Do you enjoy eating delicious fish? then we have good news for you. Apparently eating oily fish can retain your eyesight when you grow old. Just can’t believe it right? But that’s exactly what a recent study reveals. According to researchers in Europe, eating oily fish at least once a week is a good way to protect your eyesight in old age.
The team found evidence that age-related muscular degeneration (AMD), a major cause of blindness and poor vision in many people can be reduced by eating oily fish once a week. Researchers found that two types of AMD exist, wet and dry. Of the duo, the main cause of vision loss is wet AMD. The research suggests that fish fat could play an important role in preventing blindness due to wet AMD.

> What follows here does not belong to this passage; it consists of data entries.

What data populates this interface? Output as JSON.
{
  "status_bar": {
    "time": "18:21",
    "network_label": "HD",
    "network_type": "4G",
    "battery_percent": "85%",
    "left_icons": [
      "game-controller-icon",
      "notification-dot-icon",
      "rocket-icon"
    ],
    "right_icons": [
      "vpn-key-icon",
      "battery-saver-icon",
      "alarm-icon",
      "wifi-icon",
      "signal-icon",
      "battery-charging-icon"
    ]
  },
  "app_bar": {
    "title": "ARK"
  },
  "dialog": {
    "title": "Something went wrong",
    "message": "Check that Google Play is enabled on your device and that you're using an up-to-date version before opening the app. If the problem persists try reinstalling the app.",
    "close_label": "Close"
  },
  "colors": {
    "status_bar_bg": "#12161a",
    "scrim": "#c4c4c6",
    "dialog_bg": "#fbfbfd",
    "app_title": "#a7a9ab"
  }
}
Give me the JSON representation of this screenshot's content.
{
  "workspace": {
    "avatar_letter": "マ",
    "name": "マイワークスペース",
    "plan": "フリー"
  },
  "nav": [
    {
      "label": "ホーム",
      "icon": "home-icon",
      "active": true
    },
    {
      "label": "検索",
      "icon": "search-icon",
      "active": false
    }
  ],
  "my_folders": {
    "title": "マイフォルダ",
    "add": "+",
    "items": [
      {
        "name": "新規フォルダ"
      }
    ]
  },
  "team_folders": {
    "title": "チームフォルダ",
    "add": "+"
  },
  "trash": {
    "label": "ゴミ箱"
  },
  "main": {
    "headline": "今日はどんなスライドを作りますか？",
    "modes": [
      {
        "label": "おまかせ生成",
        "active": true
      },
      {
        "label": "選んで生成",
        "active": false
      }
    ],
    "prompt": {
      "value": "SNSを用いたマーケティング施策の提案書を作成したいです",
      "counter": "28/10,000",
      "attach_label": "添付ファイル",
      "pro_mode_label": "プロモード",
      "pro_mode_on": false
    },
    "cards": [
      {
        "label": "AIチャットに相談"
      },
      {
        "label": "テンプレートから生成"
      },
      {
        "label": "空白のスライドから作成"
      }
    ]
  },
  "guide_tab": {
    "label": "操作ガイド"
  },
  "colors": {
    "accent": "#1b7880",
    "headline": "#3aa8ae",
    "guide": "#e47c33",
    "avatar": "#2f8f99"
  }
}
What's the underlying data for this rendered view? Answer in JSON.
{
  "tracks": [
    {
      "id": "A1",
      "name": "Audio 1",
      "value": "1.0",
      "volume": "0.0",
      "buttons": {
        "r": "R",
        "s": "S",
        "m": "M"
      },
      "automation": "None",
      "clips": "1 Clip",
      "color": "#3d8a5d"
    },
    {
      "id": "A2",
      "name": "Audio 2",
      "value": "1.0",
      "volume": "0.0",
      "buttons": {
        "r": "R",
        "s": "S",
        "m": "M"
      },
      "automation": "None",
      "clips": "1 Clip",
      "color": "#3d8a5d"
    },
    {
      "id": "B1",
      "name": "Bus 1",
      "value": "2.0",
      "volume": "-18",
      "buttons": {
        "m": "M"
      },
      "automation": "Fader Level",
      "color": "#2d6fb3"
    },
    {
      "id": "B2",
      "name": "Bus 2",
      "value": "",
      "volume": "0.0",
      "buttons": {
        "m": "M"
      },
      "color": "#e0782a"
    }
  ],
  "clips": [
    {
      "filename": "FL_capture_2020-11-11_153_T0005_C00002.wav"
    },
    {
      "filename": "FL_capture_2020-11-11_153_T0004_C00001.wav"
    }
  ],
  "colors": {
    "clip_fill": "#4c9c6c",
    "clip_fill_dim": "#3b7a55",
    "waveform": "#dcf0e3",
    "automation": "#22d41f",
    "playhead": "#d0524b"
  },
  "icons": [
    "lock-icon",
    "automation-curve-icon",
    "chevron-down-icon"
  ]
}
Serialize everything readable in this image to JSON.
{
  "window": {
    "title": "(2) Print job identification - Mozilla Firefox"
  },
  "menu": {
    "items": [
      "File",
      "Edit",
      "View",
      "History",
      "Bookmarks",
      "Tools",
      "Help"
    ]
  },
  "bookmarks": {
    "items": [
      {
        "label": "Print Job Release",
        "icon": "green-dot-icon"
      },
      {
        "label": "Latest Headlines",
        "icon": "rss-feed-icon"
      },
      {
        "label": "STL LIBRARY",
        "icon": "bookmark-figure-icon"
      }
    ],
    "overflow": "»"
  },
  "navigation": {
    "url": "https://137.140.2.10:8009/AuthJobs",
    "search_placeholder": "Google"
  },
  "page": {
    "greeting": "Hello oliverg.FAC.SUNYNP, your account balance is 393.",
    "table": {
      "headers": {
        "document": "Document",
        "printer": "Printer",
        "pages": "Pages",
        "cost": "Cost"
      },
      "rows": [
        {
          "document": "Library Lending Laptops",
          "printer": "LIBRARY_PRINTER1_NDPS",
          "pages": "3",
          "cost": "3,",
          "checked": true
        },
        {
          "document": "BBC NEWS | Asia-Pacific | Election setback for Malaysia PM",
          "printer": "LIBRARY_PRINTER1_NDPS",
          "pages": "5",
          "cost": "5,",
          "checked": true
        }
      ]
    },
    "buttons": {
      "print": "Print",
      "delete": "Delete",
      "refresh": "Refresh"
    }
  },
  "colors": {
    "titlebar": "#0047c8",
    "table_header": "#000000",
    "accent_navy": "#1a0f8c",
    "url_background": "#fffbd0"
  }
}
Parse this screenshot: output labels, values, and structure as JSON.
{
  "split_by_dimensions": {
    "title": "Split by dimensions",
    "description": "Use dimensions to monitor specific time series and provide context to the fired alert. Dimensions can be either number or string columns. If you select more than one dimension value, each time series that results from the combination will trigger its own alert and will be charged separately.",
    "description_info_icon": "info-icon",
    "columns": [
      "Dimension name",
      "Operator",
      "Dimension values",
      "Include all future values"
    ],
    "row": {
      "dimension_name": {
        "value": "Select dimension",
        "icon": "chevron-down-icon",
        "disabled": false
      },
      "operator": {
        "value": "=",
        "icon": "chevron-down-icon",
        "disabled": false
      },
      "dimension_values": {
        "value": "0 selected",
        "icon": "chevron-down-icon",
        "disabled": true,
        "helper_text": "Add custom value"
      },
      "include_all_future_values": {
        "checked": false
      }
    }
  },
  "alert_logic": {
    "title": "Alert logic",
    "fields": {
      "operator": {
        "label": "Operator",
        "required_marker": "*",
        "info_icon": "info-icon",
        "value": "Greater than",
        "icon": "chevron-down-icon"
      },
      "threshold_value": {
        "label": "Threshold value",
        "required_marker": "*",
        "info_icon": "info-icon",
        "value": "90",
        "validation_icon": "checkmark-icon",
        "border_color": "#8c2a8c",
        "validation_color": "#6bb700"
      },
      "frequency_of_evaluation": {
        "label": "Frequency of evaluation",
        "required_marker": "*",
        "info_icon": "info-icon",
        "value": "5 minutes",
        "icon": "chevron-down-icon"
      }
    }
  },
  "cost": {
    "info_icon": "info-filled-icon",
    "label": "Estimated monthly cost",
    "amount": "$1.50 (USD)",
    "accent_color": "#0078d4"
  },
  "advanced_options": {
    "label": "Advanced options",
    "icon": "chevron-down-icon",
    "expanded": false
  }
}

Lead researcher Astrid Fletcher of London School of Hygiene & Tropical Medicine commented, “This is the first study in Europeans to show a beneficial association on wet AMD from the consumption of oily fish and is consistent with results from studies in the USA and Australia. Two 3oz servings a week of oily fish, such as salmon, tuna or mackerel, provide about 500 mg of docosahexaenoicacid (DHA) and eicosapentaenoic acid (EPA) per day.”
The research was conducted across seven European countries and coordinated by the London School of Hygiene & Tropical Medicine. The investigation sought to find an association between fish intake and omega 3 fatty acids with wet AMD. An analysis of the dietary habits of participants was obtained. It included information on consumption of fish with the amount and type. A relationship between dietary data with food composition tables revealed information on main omega 3 fatty acids namely docosahexaenoicacid (DHA) and eicosapentaenoic acid (EPA).
The results revealed that in people with a habitual consumption of oily fish at least once a week, there were 50 % less chances of suffering from wet AMD. A strong inverse association between levels of DHA and EPA and wet AMD was obtained. Those who had 25% of DHA and EPA levels (300 mg per day and above) were 70 % less prone to have wet AMD. Also, consumption of non oily white fish had no benefits whatsoever.
However, researchers mentioned that the study does not recommend omega 3 supplements. This is because there was no investigation on whether supplements would have the same benefit as dietary sources.
With additional support from the Macular Disease Society UK and the Thomas Pocklington Trust, the EUREYE study was funded by the European Commission.